Your Pain Is Our Pleasure

Pain in the English offers proofreading services for short-form writing such as press releases, job applications, or marketing copy. 24 hour turnaround. Learn More


Joined: November 30, 2010  (email not validated)
Comments posted: 10
Votes received: 9

No user description provided.

Recent Comments

"...throw out some extremely improper English around me and I will not even waste my time getting to know you."


"Might Could" is a great expression that follows the edicts of the likes of Orwell and Strunk and White about not using unnecessary words. It has two words less than "might be able to". (Oh dear, should that have been "fewer" words?) I'll stick with the "less" which has the advantage of being perfect English despite what some ignoramuses will tell you.

Gudonyamate February 24, 2012, 4:01pm

0 vote    Permalink    Report Abuse

What about:

Calls are answered in the order of their receipt?

Robert January 24, 2011, 7:12am

0 vote    Permalink    Report Abuse

Brian W said:
"So, I grant you, it is a commonly used construction. Yet I assert that it is a violation of grammar. The two situations can co-exist."

It is in no way a violation of grammar. Certainly not in the way linguists use the term "grammar" and hardly even in the broadest sense of the term. The issue is one of semantics or meaning.

And the grammar of a language is the way it is used. If something is as common as "one the most" it cannot possibly be bad grammar. Any so-called rule of grammar that is contrary to what a significant majority of native speakers actually write and say is not a true grammar rule at all. There are over 3000 million hits for "one of the most" on Google. Quite apart from that anyone with an ear for the language can tell "one of the most/best" is standard English. If you are going to be this pedantic, you are going to end up dismissing three quarters of the language.

For example, is "you" used as a singular with a plural verb -- as it always is -- bad grammar? It runs counter to the normal "rules". Shouldn't we say, if speaking to one person, "you is right", rather than "you are right?

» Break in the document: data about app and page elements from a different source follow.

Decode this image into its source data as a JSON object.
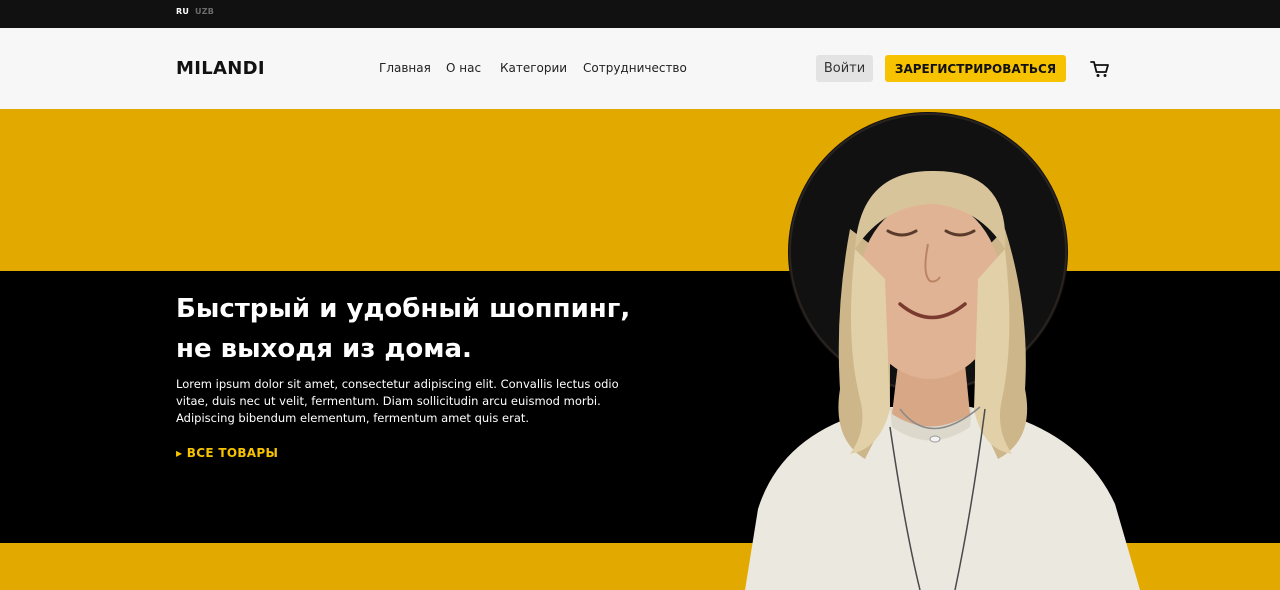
{
  "colors": {
    "accent": "#f7c300",
    "band": "#e2a900",
    "dark": "#000000"
  },
  "lang": {
    "active": "RU",
    "other": "UZB"
  },
  "header": {
    "logo": "MILANDI",
    "nav": [
      "Главная",
      "О нас",
      "Категории",
      "Сотрудничество"
    ],
    "login_label": "Войти",
    "register_label": "ЗАРЕГИСТРИРОВАТЬСЯ",
    "cart_icon": "cart-icon"
  },
  "hero": {
    "title_line1": "Быстрый и удобный шоппинг,",
    "title_line2": "не выходя из дома.",
    "text_line1": "Lorem ipsum dolor sit amet, consectetur adipiscing elit. Convallis lectus odio",
    "text_line2": "vitae, duis nec ut velit, fermentum. Diam sollicitudin arcu euismod morbi.",
    "text_line3": "Adipiscing bibendum elementum, fermentum amet quis erat.",
    "link_label": "▸ ВСЕ ТОВАРЫ"
  }
}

My point is that common usage overrides the rules.

Robert January 23, 2011, 4:43am

1 vote    Permalink    Report Abuse

I agree that to talk about a number of people or cars makes much more sense and sounds better than to talk about an amount of people. But this seems to me to have more to do with the meaning of words than with "grammar rules".

Robert January 23, 2011, 12:45am

0 vote    Permalink    Report Abuse

I can't believe that anyone these days would say that split infinitives are unacceptable. The so-called split infinitive has never violated any rule of English. Please cite any modern grammar book that says the split infinitive is unacceptable grammar. I suppose you also believe a sentence should never end with a preposition?

"it has no bearing on the fact that they have used an objective verb where a subjective verb is required, syntactically." Objective and subjective verbs?

"One of the world's best writers", "one of the most common errors"...etc, etc. It's risible to suggest that these are bad grammar and even sillier to say they are bad syntax.

Robert January 23, 2011, 12:29am

0 vote    Permalink    Report Abuse

PS if we can talk of a big exaggeration as opposed to a small exaggeration why can't we qualify the word in other ways?

Stevenz November 30, 2010, 3:51pm

0 vote    Permalink    Report Abuse

For a political party to exaggerate the benefits of their policies would be normal. But if they exaggerated said benefits beyond what even the most gullible of the populace on the loose could take seriously, that would be an over-exaggeration.

So there you are:

An exaggeration is a lie; but an over-exaggeration is an implausible lie.


Stevenz November 30, 2010, 3:48pm

2 votes    Permalink    Report Abuse

If you are doing a test, "correct" is what your teacher says is correct. Otherwise it is not a very useful word in the context of a living language.

There is no official grammar of English, and no academy or central authority to tell us what is correct or not, so usage reigns.

With newish terms, when there is not enough experience to establish some sort of convention (or standard), the best we can do is make a guess at what our audience will most approve of.

Unless of course they are the sort of people who do not approve of prepositions at the end of sentences, when we do well to ignore them.

Stevenz November 30, 2010, 3:29pm

2 votes    Permalink    Report Abuse

As far as the punctuation is concerned, your sentence seems fine to me. There is no reason you can't use a colon and semi-colon in the one sentence.

It does sound a little formal with a couple of over-used expressions. I would especially try to avoid the "would not be where I am today" part.

Steve November 30, 2010, 2:57pm

0 vote    Permalink    Report Abuse

Everything you have said makes me very very happy!

Steve November 30, 2010, 2:36pm

4 votes    Permalink    Report Abuse